> **TASK ITEM**: Go through the material underneath and show every line where the string "name" occurs.

###

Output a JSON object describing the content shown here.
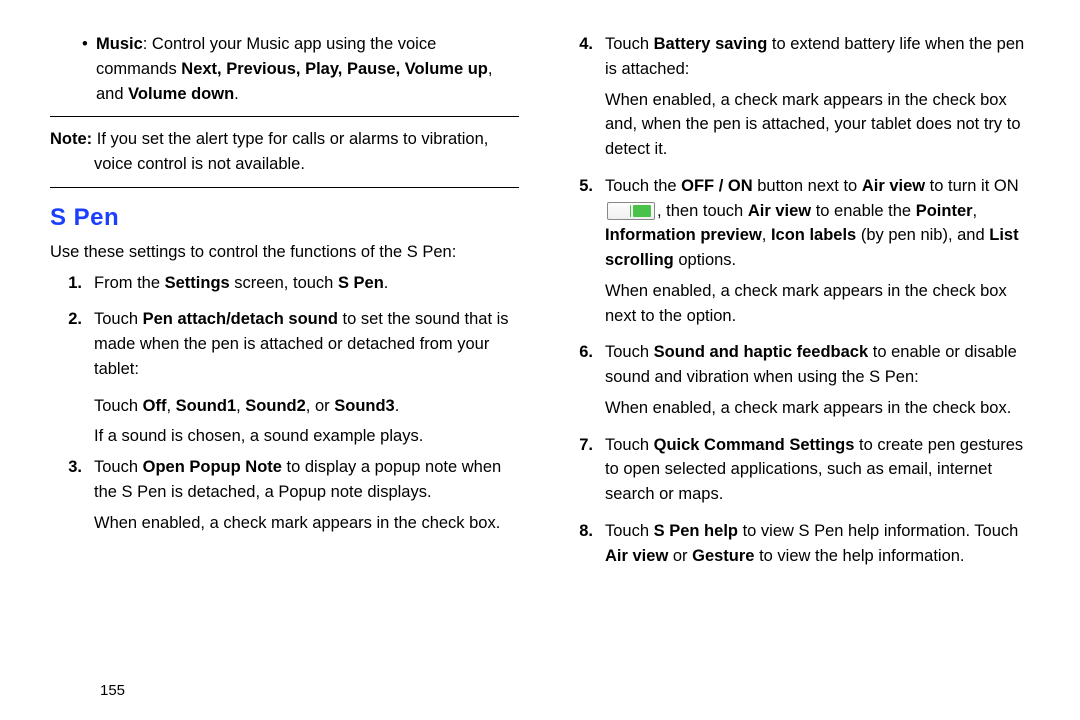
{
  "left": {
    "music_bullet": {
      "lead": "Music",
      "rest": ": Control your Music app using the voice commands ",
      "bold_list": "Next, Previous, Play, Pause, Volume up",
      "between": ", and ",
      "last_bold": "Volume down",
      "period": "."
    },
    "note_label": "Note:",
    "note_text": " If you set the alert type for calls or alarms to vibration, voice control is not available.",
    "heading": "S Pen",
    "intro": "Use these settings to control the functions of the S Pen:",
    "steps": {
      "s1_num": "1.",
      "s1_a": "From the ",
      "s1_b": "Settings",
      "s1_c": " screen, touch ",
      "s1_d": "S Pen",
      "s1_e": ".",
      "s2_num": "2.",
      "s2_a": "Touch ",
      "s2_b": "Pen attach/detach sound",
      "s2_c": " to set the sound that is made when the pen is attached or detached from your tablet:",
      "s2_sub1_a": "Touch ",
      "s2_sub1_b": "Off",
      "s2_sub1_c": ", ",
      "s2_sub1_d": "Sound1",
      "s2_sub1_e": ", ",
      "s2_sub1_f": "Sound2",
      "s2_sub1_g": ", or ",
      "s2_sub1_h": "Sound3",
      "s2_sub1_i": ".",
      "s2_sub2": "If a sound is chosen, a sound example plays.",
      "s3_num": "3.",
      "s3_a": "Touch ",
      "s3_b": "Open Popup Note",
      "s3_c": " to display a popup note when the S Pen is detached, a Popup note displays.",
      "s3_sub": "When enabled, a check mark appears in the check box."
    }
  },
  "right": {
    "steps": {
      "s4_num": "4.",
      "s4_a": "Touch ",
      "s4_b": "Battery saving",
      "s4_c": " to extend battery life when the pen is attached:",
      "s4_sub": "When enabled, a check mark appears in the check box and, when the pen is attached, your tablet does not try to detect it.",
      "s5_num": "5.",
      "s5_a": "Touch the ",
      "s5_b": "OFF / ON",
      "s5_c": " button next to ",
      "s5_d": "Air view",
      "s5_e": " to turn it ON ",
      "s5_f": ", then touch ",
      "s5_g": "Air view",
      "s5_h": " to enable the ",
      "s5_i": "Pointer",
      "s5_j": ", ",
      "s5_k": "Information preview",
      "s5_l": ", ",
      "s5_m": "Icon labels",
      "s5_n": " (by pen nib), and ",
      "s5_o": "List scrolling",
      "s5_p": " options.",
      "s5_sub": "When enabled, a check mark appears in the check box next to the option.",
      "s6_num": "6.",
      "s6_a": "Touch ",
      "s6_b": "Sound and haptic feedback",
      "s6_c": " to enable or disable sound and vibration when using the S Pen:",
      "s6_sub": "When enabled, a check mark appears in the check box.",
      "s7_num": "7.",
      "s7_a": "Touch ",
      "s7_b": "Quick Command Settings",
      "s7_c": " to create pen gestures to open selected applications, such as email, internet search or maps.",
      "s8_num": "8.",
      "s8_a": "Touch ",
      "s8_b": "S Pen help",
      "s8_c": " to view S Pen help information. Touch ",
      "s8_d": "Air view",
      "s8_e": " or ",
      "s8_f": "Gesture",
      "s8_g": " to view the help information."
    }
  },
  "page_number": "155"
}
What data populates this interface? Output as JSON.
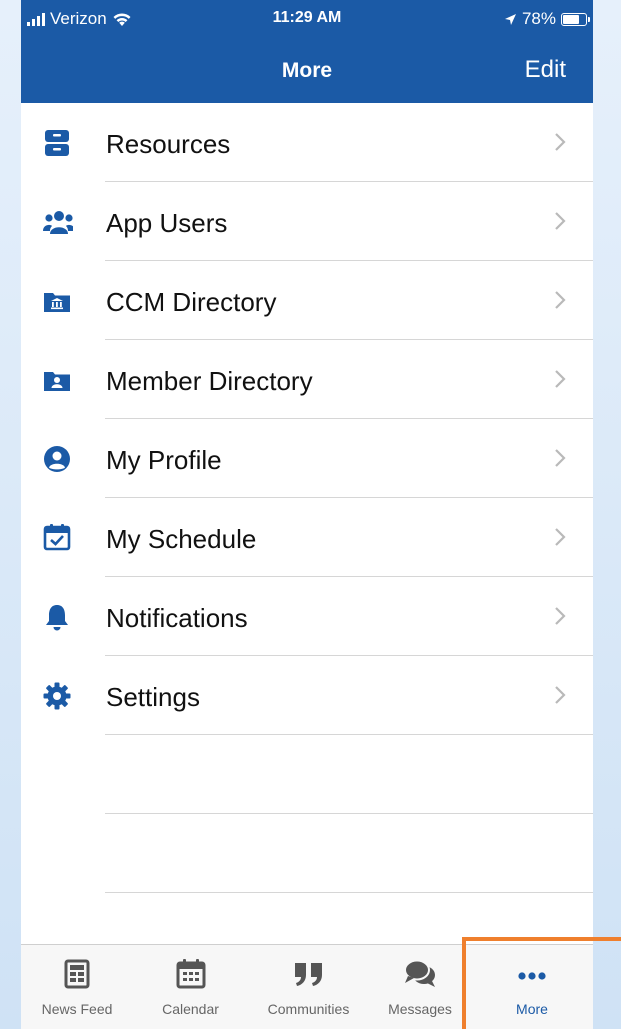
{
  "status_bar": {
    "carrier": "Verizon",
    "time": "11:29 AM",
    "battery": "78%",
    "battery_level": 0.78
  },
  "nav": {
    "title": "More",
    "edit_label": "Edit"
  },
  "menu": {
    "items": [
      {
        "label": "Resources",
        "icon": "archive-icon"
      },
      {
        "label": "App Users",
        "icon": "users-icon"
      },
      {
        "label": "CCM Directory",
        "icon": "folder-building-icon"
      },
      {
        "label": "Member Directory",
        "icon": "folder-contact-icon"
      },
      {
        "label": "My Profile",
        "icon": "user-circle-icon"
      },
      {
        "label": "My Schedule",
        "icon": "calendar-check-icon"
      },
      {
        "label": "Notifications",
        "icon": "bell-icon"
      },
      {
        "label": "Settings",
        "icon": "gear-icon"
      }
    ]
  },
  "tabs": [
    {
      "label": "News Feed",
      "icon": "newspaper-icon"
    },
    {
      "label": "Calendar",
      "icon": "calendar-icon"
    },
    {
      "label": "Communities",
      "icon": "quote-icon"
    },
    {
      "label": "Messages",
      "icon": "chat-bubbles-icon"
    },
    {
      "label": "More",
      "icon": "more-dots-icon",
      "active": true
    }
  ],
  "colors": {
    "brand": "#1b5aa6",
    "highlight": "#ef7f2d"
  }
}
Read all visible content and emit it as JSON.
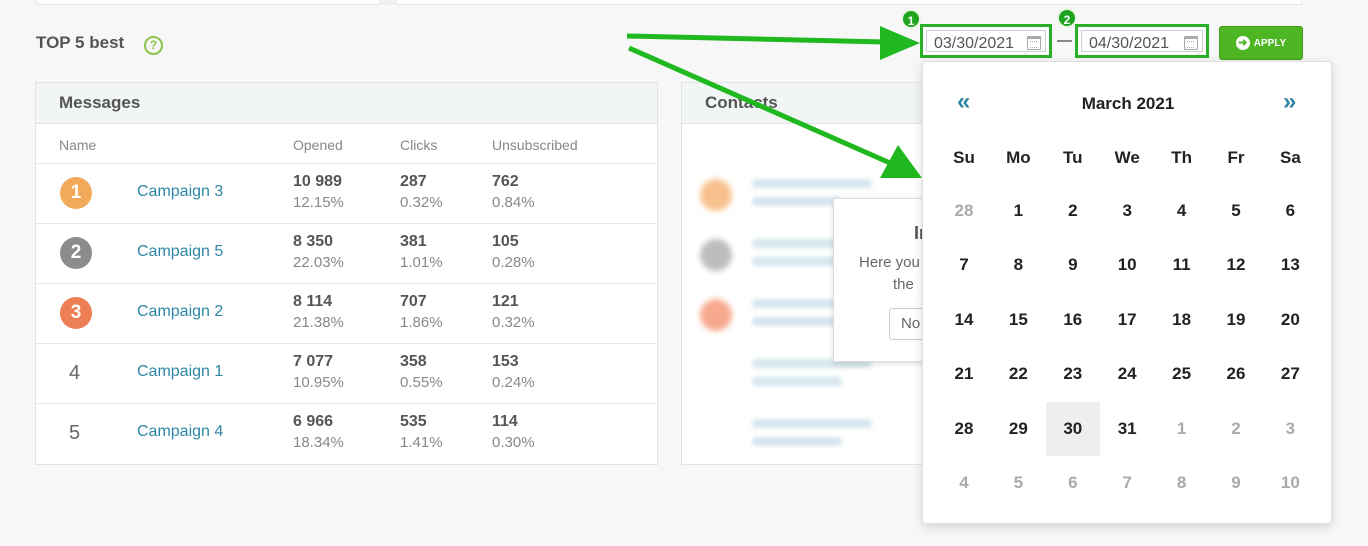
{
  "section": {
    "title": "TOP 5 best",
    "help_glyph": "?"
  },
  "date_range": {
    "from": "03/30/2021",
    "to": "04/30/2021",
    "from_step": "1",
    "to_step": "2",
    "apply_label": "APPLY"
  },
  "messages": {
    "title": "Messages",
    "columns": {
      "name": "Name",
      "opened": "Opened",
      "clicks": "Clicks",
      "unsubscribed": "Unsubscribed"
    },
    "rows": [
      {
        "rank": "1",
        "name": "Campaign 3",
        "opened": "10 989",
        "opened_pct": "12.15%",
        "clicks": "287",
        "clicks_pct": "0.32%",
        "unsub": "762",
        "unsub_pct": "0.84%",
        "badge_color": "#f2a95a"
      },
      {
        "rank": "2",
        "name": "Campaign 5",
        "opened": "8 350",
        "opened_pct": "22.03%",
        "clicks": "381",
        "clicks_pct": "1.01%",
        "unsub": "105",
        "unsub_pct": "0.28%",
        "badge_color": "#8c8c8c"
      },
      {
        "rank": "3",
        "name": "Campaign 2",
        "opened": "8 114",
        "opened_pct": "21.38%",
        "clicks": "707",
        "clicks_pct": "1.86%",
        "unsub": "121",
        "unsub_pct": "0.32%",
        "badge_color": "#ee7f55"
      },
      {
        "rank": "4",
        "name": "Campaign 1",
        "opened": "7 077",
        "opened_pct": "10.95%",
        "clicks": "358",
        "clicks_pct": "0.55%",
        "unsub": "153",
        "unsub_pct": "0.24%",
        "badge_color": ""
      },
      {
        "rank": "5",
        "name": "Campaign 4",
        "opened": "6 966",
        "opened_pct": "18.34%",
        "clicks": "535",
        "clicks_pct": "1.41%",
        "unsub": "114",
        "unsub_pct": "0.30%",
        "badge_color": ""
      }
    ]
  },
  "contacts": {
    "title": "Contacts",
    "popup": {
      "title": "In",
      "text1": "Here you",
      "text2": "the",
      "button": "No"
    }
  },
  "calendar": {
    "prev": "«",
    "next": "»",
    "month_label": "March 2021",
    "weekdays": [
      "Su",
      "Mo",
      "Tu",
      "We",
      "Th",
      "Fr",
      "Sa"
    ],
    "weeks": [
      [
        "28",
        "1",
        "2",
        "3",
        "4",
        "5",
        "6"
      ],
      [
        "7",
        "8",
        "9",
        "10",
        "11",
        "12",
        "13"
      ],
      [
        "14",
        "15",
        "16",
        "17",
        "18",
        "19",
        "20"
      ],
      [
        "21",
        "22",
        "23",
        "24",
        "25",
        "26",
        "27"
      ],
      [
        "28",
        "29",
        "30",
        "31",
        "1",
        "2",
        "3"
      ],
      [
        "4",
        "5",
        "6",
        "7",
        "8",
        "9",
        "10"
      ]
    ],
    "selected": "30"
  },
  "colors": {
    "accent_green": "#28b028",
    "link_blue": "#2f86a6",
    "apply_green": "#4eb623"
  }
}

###

> **RESPONSE FOR THIS EXERCISE**:
      "name": "Name",
        "name": "Campaign 3",
        "name": "Campaign 5",
        "name": "Campaign 2",
        "name": "Campaign 1",
        "name": "Campaign 4",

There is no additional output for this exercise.